  “Well, I can feel that,” he growls suggestively, forcing me to step away before we start something in the backseat we can’t finish before dinner.

  I blush slightly at the ridiculously expensive front lawn display Echo has never seen before, but I’ve been embarrassed about ever since it went up the first week of December.

  Mom went all out (again) this year, adding Santa hats and candy canes to last year’s imported-all-the-way-from-Spain life-size nativity set.

  “Wow,” says Echo un-ironically. “That is… major.”

  I still can’t tell if it’s a compliment, or a diss.

  I guess at this point it doesn’t really matter; meeting my parents for the first time, he’s entitled to a few sour grapes.

  “So this is where you live, huh?” he asks, unable to hide the slight sense of resentment in his tone.

  I shake my head and say, “Hon, you know how it is. I’ve been meaning to bring you over, introduce you to the fam it, just, with school and volleyball and college prep, I just… where does the time go, you know?”

  He nods before smirking, “Funny, you always seem to have enough time to hang out at my place.”

  “Okay, you got me,” I admit, boot heels crunching on the freshly-cleared stoop as we stand in front of the front door, a fresh evergreen wreath tickling my nose. “I’m a jerk, all right? Happy?”

  He smiles at my discomfort.

  “Getting there,” he oozes, standing nervously next to me as I reach to ring the bell.

  While the fading strains of “Jingle Bells” echo in our heads – Dad ordered the custom-made door chime special online – I hear footsteps and Jimbo’s barking in the long front hall.

  The door opens and immediately the scent of fresh-baked pie and basting turkey shoots out of the house like fresh balls from a cannon.

  “Yumm,” he says instinctively as I watch the faces of my family closely.

  The door wide open now, nothing to hide, my zombie boyfriend standing right by my side, Dad frowns sternly, as if I’d shown up at the front door with a tattoo-covered biker named “Booger.”

  Mom, naturally, keeps her “It’s the holidays, I must maintain my composure at all costs” face plastered on, blinking rapidly and clutching tight to Dad’s bright red Christmas sweater.

  My younger brother, Zack, smiles in a way that says, “Wow, this night just got a whole lot funner.”

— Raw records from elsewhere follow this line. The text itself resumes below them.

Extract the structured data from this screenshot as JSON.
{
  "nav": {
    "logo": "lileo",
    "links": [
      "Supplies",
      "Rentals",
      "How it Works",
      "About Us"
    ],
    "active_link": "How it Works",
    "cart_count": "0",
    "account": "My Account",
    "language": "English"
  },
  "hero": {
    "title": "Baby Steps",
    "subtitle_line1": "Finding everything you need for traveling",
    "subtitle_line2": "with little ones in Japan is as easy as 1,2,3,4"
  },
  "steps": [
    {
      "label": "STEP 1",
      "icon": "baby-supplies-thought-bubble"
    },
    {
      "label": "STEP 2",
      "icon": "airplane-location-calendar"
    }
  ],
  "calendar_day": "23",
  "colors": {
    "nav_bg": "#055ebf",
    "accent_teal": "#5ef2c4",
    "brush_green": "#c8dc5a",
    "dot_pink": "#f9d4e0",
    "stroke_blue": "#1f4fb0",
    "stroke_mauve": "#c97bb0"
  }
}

  And Jimbo, our intrepid German shepherd who’s been known to bark nonstop at our 6’ 7”, 300-pound mail carrier without ever once backing down, takes one look at Echo and promptly puts his tail between his legs, scurrying into the den.

  “Mom? Dad?” I begin nervously, hating the catch in my throat. “This is Echo, my… boyfriend.”

  He grins despite himself behind the tower of presents and croaks, “Merry Christmas!”

  The house is alive with fireplace glow and flickering candles and the 7-foot, pre-lit tree.

  Echo takes it all in; it’s quite a contrast from the two-bedroom apartment he shares with his workaholic Dad, who even seven weeks after the attack still doesn’t know his own son is one of the living dead.

  “Wow,” he says while my family stands around looking speechless. “You have a great place here, Mr. and Mrs. Kersey.”

  “Why, thank you… Echo,” says Mom as he sets the presents down at the border
of the huge stack already under the tree. “And you’re so kind; you didn’t have to bring anything.”

  Echo and I wink at each other; wait until they open the presents and see what’s inside.

  But then, hopefully, we won’t have to.

  I shut the door uneasily behind us, taking one last look into the street for any signs of rampant zombie infestation.

  So far, so good, although I notice extra locks and plenty of high security house lights on the neighbor’s homes.

  The dinner table is already set and Dad busies himself making sure everyone is in the right spot.

  Old school ‘til the end, I can’t even sit next to Echo, but must face him from across the decked out table as Zack pokes his fork into my thigh under the table and whispers, “He doesn’t look that bad, for a zombie I mean!”

  I shoosh him as Mom pours me a half-sip of champagne.

  Mom pours some for Echo, too, who politely says, “Thank you, ma’am,” even though of course he can’t drink it; can’t drink anything, that is, except for the rare sip of brain juice that runs off his main dietary supplement.

  “Oh please,” she blushes to hear such manners – my last boyfriend used to honk